At “my beloved NARA” I saw a beautiful sign of progress today in a post shared via Social Media at Prologue blog. Preservation technician Michael Pierce wrote of his work with veterans’ records at the St. Louis National Personnel Records Center (NPRC). He focused on the records of U.S. servicemen who fought in the Korean War. People such as Pierce work behind the scenes, their contributions to the agency not always noted by outsiders. A recent letter from the Joint POW/MIA Accounting Command thanked the director of the NPRC for work that led to the identification of the remains of Korean war casualties.
Pierce wrote in his Memorial Day post that
“Some of the names listed were the names of young men whose records I had processed.
Sometimes, I take a quick look at the ages of the men and women whose records I am working on. I realize that most of them are less than half my age. I’ve had a good life so far. Sometimes, their lives ended just when it should have been beginning. Occasionally, I shed a tear.
I know I’m supposed to be primarily concerned with preserving the paper, guarding against the further loss of information on these documents. Still, my sense of humanity creeps in on occasion.”
A post from the heart. I liked it so much because it was human on so many levels.
The preservation technician at St. Louis isn’t an official leader at NARA, he doesn’t occupy what insiders call a “Red Box” position. But the Big Dude, aka AOTUS David S. Ferriero, was right early in his tenure when he said that anyone can lead. (David, too, has written about the same speech by Gates.) It speaks well of Ferriero’s NARA that links to Pierce’s post were re-tweeted spontaneously not just by me but others in the crowd (and by Chief Records Officer Paul Wester–thank you for that, Paul!) on Memorial Day.
Not everyone will live in to their 90s, as some members of the World War II generation, including my war refugee Mother have done. She’s still with me, to tell stories of turmoil, hardship, and hope. In every era, some lives are cut short due to war and for other reasons. Pierce ended his blog post with a poignant reminder of this, writing,
“Historians are encouraged to look at events objectively, to keep a bit of mental distance from the subject they’re studying.
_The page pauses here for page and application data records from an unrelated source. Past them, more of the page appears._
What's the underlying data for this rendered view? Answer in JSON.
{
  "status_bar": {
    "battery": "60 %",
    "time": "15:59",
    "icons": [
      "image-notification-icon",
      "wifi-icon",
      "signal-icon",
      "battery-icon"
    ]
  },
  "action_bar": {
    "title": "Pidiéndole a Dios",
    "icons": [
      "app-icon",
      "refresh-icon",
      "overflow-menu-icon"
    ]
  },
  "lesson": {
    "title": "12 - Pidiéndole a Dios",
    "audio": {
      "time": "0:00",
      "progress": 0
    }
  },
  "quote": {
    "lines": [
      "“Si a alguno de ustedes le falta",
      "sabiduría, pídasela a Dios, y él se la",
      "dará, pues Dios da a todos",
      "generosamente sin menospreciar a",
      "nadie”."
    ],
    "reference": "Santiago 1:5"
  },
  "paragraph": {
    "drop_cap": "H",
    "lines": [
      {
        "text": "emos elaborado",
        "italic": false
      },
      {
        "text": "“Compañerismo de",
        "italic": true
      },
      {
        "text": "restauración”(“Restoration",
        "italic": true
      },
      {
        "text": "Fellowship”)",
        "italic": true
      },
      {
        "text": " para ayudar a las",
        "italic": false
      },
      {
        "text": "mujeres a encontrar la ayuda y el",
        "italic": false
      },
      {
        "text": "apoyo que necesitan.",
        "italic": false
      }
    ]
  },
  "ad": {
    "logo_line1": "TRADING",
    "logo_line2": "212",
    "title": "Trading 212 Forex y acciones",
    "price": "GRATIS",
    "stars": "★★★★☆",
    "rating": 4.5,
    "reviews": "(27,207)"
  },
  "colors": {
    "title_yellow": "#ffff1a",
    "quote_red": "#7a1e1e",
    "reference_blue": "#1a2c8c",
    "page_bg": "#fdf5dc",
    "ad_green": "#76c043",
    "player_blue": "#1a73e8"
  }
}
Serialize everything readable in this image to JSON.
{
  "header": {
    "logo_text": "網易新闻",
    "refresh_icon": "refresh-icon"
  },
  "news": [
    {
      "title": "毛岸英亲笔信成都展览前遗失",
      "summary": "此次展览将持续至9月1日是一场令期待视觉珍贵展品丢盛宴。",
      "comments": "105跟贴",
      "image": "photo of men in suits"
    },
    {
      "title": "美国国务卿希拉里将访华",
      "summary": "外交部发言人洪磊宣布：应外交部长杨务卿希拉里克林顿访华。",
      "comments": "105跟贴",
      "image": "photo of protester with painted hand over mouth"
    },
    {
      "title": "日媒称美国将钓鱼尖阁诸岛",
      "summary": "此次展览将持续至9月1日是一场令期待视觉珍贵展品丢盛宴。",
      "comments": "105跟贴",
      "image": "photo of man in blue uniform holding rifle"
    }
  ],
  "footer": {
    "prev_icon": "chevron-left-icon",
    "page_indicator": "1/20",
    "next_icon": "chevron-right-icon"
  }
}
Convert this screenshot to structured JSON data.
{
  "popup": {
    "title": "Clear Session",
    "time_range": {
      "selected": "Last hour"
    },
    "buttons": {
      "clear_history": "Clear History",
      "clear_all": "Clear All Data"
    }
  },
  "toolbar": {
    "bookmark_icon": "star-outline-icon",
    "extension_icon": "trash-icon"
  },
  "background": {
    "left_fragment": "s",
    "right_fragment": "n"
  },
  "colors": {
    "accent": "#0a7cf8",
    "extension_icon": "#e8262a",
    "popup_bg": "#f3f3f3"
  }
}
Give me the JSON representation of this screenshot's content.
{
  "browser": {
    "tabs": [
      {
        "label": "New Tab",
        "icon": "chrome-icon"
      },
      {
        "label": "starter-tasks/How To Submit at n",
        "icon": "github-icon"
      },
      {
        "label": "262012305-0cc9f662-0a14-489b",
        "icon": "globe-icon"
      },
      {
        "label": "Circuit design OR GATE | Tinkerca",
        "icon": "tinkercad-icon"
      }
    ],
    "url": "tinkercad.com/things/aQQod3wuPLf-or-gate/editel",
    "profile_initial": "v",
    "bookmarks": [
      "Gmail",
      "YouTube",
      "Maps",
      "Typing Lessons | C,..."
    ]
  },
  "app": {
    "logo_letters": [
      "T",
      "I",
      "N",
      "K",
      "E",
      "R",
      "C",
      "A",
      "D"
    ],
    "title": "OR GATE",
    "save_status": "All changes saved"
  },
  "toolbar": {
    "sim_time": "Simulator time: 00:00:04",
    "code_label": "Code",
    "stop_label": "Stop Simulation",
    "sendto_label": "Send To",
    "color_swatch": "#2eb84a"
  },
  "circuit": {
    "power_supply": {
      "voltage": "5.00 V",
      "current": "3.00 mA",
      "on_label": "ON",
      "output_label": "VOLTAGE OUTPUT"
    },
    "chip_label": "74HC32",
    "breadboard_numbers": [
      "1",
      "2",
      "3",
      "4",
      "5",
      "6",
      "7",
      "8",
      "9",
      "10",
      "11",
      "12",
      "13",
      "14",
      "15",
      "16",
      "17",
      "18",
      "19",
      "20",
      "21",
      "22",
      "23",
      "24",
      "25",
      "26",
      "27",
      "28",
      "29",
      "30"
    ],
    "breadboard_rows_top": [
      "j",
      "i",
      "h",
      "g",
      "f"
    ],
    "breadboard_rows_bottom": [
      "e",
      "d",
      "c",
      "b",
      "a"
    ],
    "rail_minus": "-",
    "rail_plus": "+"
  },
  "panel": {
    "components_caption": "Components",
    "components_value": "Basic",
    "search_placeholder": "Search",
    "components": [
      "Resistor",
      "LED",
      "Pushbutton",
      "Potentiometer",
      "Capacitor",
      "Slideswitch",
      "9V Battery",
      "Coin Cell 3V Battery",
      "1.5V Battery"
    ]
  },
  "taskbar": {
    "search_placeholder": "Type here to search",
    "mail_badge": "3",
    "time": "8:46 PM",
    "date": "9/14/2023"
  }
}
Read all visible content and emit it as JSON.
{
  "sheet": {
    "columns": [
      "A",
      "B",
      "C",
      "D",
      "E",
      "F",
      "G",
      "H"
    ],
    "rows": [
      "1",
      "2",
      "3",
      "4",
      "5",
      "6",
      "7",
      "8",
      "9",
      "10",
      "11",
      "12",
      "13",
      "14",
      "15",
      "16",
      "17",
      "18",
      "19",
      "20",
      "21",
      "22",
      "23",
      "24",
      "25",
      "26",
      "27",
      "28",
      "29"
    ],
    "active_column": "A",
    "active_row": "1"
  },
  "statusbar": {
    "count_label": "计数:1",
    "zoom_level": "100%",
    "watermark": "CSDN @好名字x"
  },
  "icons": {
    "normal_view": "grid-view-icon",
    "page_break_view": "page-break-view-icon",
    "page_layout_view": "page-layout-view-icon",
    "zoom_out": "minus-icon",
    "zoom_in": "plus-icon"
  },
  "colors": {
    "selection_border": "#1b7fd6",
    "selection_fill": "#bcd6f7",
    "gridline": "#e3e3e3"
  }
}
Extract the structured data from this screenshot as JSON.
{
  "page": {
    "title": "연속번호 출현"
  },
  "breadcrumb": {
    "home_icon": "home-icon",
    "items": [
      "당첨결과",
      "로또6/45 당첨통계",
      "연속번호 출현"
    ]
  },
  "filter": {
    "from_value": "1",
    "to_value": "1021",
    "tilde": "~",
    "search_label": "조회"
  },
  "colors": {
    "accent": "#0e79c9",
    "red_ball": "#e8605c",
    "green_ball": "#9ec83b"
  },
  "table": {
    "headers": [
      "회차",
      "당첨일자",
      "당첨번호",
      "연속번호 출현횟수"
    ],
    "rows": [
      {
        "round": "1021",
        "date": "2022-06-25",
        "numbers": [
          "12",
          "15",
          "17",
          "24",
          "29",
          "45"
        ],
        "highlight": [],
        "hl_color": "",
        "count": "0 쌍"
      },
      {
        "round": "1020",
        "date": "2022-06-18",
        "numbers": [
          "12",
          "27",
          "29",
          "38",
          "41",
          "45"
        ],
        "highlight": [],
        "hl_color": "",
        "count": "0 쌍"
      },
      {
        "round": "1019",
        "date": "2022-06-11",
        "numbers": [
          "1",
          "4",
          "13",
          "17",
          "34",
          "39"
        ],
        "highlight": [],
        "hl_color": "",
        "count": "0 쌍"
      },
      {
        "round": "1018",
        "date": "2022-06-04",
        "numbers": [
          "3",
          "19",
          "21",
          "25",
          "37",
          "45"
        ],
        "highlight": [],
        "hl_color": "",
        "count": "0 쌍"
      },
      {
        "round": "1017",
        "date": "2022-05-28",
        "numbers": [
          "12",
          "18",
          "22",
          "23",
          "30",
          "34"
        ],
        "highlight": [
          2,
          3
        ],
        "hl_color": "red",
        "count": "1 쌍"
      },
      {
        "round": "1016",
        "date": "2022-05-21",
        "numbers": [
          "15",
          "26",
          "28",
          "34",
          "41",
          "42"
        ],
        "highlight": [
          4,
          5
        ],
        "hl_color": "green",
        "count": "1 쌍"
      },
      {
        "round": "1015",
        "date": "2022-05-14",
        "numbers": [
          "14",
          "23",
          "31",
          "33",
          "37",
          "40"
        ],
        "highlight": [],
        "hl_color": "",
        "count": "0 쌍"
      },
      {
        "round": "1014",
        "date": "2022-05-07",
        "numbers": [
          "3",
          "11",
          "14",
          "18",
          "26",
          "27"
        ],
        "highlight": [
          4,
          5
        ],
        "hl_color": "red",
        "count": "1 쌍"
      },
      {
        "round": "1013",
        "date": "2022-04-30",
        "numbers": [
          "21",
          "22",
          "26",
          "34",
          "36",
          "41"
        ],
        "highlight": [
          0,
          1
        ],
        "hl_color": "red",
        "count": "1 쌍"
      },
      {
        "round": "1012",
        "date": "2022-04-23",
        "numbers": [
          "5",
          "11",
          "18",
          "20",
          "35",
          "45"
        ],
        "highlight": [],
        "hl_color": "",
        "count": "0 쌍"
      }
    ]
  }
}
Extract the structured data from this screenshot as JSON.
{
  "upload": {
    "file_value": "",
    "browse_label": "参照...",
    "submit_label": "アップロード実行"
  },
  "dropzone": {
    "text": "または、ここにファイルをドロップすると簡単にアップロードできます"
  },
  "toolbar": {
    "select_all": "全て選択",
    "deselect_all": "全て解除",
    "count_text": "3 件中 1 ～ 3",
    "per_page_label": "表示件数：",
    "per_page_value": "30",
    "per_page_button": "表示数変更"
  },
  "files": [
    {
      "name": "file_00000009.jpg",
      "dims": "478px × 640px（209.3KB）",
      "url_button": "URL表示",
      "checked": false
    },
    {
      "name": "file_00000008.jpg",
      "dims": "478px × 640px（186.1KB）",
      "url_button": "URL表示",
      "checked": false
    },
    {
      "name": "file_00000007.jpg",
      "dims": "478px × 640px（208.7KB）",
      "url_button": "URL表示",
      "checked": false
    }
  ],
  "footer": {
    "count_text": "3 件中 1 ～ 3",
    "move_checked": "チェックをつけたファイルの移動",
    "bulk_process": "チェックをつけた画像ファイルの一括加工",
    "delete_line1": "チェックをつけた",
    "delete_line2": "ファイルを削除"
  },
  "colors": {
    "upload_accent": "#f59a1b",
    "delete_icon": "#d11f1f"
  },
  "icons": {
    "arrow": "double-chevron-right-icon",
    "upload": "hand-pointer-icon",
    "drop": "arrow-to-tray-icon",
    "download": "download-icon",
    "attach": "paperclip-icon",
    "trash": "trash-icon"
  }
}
I can do that when I’m on the job until I consider that I’m performing a task that allows these documents to come alive and speak for those who may no longer be with us.
It’s why I do what I do.”
Gates quoted Theodore Roosevelt in his Memorial Day speech in 2011. “In the long run, [our society’s] success or failure will be conditioned upon the way in which the average man, the average woman, does his or her duty.” He said leaders have even greater responsibilities.
“Self-confidence is still another quality of leadership. Not the chest-thumping, strutting egotism we see and read about all the time. Rather, it is the quiet self-assurance that allows a leader to give others both real responsibility and real credit for success. The ability to stand in the shadow and let others receive attention and accolades.”
Gates acknowledged that some of what he believes about character and integrity and leadership might sound quaint in this day and age. I sometimes find it a challenge to explain on Twitter or Facebook why I admire people who serve their country well in civilian and military service, both. Pierce’s blog post brought both elements together. Leading from within the ranks. An anomaly in a celebrity chasing age that seems to reward attraction to the shiny? Or hope for the future? Time will tell. You can laugh at me (I don’t mind!) but reading it gave me hope for sustainable Transformation at NARA.